When a body is found dead in Celandine Cottage in Greater Springburn, the initial thought is that the body is that of the resident of the cottage, Gabriella Patten. When it is discovered that the body is, in fact, Kenneth Fleming, England’s star batsman, Inspector Lynley and Detective Sergeant Havers are called in to help the local police with their inquiries. With too many suspects to choose from and hardly any clues to go by, Lynley and Havers are facing a difficult challenge. And when a suspect is finally apprehended, and when he confesses too, the case seems closed. Except that Lynley is harbouring suspicions and he will not rest until he has uncovered the truth.
Elizabeth George takes her readers on a path of discovery. We find out who Kenneth Fleming was and how he touched the lives of everyone around him. We get several different points of view of the people who had some sort of relationship with Kenneth. Slowly we discover what type of person Kenneth was and how the people closest to him felt about him.
Interspersed with the story of Kenneth and those close to him is the story of Olivia, who writes her parts in the form of a journal, or letter, as we later find out. It is not immediately obvious who Olivia is and how she fits into the larger scheme. Her story is quite an unpleasant one, and it is not until the end that it becomes clear who she is writing to and to what purpose she writes down her life story.
Elizabeth George is a master at weaving a web of relationships, of causes and effects and of the way different lives connect. I am usually not enamored by many different points of view. Very few authors can pull it off effectively, leaving the reader with the feeling that he or she is being pulled in every direction, unable to connect with any of the characters in the story. Not so with Elizabeth George. She gives each character their unique voice, and enough time to draw the reader into their story. Through all of it runs the story of Lynley and Havers, the thread that connects them all. Although this book is one in a series featuring Inspector Lynley, the personal life of Lynley is but a very small part of the book. That is true for each book in this series. It is entirely possible to read them out of order and still be able to follow what is going on. I very much like that; too often authors get carried away with their main characters, drawing the focus away from matters at hand (often a mystery) and focusing instead on their personal lives.

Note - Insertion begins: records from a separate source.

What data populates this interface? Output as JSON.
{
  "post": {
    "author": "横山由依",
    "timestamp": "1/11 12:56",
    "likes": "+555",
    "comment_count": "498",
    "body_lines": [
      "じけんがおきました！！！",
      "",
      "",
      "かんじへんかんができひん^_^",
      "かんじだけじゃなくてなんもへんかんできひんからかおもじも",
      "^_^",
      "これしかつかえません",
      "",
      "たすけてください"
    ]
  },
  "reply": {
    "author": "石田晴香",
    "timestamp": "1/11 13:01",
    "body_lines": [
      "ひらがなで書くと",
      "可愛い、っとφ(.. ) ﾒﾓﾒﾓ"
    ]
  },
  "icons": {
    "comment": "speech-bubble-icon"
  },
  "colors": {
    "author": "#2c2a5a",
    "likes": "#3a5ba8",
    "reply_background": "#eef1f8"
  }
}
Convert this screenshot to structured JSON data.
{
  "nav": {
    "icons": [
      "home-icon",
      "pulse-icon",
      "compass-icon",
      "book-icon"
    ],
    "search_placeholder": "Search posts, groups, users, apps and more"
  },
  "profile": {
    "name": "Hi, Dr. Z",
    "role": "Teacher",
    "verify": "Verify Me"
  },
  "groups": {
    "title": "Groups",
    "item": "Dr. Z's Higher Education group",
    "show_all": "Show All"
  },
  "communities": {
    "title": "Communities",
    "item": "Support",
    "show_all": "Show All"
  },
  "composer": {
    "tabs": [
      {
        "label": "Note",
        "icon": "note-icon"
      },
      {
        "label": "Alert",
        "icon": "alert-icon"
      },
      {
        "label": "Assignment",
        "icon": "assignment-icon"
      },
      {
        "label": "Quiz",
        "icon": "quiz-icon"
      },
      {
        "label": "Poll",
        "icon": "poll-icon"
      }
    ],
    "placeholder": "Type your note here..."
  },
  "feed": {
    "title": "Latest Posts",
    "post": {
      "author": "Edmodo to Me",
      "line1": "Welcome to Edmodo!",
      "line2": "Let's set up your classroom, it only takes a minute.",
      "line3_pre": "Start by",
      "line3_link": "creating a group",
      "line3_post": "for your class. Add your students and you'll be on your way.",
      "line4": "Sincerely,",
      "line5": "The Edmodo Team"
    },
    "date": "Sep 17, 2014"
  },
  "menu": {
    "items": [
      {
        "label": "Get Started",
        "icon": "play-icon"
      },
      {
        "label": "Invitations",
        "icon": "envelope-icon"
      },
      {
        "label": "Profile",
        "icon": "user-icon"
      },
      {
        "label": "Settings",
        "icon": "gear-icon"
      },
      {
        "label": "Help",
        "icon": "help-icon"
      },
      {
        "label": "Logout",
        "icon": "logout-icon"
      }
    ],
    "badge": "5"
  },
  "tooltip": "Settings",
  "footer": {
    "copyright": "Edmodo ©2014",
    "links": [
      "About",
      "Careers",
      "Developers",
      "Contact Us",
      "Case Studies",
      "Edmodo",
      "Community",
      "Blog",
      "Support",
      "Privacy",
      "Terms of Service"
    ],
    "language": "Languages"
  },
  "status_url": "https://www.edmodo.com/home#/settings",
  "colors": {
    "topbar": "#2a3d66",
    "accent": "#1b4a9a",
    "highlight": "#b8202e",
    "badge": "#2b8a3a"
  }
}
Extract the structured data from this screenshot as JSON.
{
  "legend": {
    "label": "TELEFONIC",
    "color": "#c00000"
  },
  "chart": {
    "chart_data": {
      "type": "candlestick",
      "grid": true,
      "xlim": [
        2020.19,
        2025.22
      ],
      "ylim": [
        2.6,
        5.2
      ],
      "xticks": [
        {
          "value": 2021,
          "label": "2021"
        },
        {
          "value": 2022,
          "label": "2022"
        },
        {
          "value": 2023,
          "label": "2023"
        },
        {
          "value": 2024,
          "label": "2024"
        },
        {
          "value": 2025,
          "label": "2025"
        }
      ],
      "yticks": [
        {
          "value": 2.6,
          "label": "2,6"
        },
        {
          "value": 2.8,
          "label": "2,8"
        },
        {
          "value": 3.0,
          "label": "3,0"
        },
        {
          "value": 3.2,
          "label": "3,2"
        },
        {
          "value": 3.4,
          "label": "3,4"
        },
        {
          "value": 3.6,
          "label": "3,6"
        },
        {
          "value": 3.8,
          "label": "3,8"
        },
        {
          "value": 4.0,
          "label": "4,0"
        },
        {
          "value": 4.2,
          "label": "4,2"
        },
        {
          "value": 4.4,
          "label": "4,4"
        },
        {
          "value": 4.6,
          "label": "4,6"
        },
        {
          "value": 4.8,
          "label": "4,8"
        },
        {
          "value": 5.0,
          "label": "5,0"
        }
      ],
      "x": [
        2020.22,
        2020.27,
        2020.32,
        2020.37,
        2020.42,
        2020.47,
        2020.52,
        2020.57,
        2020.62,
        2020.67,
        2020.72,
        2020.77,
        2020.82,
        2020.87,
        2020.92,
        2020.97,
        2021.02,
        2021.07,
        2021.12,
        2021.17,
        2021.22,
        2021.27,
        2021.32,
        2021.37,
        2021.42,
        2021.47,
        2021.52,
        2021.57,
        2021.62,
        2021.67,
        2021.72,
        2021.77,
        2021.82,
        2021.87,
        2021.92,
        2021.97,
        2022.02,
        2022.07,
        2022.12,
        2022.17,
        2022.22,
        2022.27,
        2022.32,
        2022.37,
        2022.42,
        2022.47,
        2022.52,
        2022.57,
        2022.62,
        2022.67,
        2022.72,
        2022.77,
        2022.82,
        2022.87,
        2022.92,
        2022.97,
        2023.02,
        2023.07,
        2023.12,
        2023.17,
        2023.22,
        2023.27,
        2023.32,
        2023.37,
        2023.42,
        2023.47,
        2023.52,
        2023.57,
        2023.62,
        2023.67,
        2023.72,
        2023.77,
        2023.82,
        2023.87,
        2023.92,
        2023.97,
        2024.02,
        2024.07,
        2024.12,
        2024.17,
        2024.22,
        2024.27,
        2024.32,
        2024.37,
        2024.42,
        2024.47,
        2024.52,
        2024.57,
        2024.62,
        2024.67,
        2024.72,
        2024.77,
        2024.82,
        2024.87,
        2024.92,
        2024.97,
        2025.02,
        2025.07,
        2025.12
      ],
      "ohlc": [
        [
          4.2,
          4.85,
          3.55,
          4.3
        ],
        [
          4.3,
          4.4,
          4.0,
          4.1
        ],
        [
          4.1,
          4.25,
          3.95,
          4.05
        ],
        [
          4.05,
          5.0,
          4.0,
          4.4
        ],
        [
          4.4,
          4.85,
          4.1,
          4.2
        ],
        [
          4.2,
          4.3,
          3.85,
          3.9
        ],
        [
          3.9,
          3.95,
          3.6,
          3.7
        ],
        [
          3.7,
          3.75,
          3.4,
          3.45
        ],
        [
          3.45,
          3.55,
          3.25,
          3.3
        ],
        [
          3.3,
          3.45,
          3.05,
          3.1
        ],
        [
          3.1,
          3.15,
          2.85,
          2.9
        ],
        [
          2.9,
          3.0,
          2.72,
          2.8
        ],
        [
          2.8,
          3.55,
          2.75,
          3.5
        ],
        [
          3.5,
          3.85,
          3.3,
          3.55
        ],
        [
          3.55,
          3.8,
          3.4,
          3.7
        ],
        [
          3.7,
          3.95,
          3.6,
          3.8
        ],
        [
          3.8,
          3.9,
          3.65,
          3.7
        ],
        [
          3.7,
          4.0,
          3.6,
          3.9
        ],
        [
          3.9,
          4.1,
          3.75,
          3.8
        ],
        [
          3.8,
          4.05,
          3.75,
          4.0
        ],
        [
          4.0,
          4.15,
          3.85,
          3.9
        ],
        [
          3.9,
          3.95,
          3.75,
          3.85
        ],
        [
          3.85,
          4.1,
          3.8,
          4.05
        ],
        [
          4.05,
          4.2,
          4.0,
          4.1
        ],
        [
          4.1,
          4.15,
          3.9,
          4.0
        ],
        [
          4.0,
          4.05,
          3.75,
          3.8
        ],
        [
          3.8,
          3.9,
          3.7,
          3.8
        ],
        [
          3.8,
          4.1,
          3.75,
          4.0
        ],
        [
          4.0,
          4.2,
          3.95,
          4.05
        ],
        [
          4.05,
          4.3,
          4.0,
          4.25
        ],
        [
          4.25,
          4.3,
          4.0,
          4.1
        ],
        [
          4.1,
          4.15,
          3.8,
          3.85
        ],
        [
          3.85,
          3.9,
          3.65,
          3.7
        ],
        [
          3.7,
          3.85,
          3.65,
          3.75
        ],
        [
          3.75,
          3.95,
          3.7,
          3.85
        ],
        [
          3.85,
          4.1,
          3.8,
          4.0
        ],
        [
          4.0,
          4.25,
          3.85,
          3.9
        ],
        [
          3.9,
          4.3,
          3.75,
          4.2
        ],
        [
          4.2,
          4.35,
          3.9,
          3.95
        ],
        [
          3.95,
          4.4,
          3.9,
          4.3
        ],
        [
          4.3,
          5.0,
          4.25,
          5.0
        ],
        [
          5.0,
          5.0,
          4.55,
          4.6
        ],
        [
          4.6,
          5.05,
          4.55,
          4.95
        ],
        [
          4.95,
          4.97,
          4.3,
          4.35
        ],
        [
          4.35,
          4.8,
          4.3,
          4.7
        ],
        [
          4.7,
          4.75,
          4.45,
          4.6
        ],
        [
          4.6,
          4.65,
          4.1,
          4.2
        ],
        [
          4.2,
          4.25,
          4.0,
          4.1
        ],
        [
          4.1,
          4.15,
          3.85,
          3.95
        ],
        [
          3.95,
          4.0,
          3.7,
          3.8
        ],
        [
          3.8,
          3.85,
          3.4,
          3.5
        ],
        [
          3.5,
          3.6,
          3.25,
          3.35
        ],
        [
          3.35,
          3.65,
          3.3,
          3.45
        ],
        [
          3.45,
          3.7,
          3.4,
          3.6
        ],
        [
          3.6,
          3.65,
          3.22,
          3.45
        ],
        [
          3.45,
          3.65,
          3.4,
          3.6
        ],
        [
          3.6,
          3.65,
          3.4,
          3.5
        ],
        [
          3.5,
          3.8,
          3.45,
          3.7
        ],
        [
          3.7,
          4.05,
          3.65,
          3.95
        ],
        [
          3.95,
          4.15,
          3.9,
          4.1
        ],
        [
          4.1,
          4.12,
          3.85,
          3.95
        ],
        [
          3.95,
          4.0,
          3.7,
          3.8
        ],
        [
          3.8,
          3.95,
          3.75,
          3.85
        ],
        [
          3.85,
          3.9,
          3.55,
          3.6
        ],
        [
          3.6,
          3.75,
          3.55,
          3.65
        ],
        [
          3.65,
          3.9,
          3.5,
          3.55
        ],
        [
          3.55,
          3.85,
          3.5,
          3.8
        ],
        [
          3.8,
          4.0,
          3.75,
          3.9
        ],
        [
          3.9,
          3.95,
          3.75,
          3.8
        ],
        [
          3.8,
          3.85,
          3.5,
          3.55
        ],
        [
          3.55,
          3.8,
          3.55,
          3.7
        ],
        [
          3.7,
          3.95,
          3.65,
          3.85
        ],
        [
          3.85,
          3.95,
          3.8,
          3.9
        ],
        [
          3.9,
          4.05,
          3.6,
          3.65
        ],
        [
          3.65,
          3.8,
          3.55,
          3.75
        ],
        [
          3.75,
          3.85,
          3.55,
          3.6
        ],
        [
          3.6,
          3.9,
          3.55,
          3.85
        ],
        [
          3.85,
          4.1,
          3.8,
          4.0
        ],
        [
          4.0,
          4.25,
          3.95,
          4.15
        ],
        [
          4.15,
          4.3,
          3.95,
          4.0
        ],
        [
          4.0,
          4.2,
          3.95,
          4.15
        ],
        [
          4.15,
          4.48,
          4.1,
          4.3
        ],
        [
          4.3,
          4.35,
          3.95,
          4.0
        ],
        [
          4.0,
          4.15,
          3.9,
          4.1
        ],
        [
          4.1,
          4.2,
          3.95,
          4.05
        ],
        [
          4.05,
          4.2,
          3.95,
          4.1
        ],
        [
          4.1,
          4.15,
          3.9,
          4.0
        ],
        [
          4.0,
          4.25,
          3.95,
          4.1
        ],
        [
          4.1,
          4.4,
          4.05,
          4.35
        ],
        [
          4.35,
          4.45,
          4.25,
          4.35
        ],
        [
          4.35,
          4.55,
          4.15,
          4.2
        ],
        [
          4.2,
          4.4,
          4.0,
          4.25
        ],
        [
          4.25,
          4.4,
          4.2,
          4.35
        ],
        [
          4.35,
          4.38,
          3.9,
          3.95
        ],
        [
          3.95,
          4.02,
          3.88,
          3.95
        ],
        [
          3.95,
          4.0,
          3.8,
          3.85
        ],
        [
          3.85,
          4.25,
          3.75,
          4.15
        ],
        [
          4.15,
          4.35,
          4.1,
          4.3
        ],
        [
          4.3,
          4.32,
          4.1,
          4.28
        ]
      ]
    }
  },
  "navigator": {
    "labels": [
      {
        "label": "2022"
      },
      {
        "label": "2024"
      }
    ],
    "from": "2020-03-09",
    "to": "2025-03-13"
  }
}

I did not like the parts that were written from the point of view of Olivia. Not because they were not well written, but because I thoroughly disliked Olivia. I think (at least, I hope) that this was the intention of the author. Olivia is not completely repulsive; there are some redeeming qualities about her, but not many. And when she is finally in a position to do the right thing, she instead presents Inspector Lynley with a very difficult choice. Luckily for all of us, Lynley does the right thing in the end.
I can definitely recommend this book – and any other written by Elizabeth George. They are thick books, but well worth it.